Posted: April 21, 2013 at 11:51 pm
AVL Powertrain Engineering Inc. and Ford Motor Co. say a gasoline blend containing between 20% and 40% alcohol appears to be a good option for high-compression engines designed for high-octane fuel, Green Car Congress reports.
Researchers from the two companies presented their analysis at last week’s SAE 2013 World Congress in Detroit.
Adding ethanol to gasoline produces a constellation of new variables that impact engine performance and efficiency, the team notes. It says carefully balancing the characteristics of ethanol blends with engine design can produce significant efficiency improvements.
The team says a 20%-40% ethanol blend with regular-grade gasoline would provide high knock resistance. This characteristic could be use to support downsized engines designed to operate at slower speeds, thus improving fuel economy.
The increased knock resistance of ethanol blends enables a higher compression ratio that raises thermal efficiency. This characteristic can be used to offset the 33% lower energy content of ethanol compared with gasoline.
Likewise, increasing the ethanol content also reduces the need to richen the fuel mixture in high-speed, high-load conditions to control exhaust temperature. Both options increase fuel efficiency.

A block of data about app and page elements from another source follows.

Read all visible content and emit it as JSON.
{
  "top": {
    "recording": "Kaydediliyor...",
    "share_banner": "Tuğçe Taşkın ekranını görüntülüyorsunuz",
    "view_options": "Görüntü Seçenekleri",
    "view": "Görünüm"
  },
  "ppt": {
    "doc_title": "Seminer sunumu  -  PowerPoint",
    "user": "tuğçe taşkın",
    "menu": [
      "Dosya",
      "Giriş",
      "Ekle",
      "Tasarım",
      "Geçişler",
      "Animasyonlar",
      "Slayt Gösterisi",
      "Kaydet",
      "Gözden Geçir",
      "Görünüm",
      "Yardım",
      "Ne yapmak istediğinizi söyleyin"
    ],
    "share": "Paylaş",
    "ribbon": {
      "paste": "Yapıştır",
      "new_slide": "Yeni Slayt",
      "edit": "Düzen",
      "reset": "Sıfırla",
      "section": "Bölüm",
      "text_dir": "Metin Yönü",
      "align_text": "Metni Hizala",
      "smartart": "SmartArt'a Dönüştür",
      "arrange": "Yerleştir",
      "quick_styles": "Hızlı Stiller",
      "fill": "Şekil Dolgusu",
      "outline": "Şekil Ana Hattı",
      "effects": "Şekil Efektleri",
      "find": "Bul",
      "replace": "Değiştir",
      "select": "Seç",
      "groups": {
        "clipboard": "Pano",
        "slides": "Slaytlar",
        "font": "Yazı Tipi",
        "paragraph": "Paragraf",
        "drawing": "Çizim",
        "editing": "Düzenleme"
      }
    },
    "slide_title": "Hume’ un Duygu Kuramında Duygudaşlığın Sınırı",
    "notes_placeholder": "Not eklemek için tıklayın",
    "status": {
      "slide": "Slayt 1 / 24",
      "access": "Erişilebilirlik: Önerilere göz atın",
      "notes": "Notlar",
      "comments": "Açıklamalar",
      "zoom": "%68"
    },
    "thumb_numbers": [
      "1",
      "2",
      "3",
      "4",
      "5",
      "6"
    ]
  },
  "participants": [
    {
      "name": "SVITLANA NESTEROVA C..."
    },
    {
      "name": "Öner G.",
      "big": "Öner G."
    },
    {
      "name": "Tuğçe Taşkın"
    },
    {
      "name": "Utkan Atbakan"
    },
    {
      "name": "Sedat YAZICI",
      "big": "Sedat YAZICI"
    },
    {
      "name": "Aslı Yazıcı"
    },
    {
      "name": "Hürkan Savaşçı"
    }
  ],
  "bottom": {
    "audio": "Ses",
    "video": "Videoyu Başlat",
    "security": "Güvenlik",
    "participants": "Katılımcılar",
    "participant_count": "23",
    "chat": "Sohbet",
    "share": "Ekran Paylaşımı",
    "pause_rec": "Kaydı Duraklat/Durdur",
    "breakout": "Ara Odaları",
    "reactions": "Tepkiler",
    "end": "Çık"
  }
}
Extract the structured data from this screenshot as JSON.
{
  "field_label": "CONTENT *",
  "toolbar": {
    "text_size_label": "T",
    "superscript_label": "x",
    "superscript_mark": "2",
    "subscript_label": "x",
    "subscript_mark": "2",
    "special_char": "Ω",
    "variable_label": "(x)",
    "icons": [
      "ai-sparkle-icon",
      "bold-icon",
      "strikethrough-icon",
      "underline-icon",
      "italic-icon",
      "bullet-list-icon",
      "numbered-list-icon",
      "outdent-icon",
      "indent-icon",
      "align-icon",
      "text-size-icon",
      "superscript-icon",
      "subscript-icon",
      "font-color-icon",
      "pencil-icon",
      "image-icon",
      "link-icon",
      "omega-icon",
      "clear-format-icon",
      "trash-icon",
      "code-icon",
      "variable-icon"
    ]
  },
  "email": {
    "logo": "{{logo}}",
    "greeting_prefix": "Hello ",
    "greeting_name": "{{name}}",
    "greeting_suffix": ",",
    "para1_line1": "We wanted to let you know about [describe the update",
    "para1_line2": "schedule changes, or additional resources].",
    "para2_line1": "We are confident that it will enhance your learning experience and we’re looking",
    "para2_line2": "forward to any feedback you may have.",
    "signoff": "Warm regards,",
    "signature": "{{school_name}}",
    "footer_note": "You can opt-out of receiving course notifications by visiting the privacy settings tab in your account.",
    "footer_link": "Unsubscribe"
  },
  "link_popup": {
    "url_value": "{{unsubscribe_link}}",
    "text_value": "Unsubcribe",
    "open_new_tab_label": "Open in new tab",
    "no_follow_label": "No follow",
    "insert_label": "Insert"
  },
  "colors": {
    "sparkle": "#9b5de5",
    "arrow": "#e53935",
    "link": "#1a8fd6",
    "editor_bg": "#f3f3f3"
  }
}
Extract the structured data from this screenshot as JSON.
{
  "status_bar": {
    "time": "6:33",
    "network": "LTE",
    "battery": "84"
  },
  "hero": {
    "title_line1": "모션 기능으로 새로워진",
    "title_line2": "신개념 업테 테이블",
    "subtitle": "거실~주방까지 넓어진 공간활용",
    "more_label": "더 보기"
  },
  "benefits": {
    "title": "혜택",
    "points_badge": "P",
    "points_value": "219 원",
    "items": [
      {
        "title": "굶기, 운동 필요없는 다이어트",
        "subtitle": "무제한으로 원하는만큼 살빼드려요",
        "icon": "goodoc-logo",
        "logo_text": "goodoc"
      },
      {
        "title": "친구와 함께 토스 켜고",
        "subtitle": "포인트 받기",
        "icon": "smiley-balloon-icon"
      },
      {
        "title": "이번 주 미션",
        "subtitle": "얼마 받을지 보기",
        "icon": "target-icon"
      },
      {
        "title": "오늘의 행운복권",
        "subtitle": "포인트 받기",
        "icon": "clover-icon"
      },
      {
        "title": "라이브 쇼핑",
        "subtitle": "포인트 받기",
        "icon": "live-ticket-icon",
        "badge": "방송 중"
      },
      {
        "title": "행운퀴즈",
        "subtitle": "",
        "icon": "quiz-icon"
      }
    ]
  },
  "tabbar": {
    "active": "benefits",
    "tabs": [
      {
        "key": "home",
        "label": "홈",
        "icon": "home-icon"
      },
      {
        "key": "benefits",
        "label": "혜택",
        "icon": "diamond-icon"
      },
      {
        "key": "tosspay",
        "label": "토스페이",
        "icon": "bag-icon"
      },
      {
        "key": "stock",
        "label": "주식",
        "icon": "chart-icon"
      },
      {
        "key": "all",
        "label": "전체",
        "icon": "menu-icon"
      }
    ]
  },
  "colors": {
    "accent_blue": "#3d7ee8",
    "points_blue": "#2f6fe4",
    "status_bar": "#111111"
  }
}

The AVL-Ford team concludes that the impact of higher ethanol blends on engine emissions is relatively neutral in modern engines.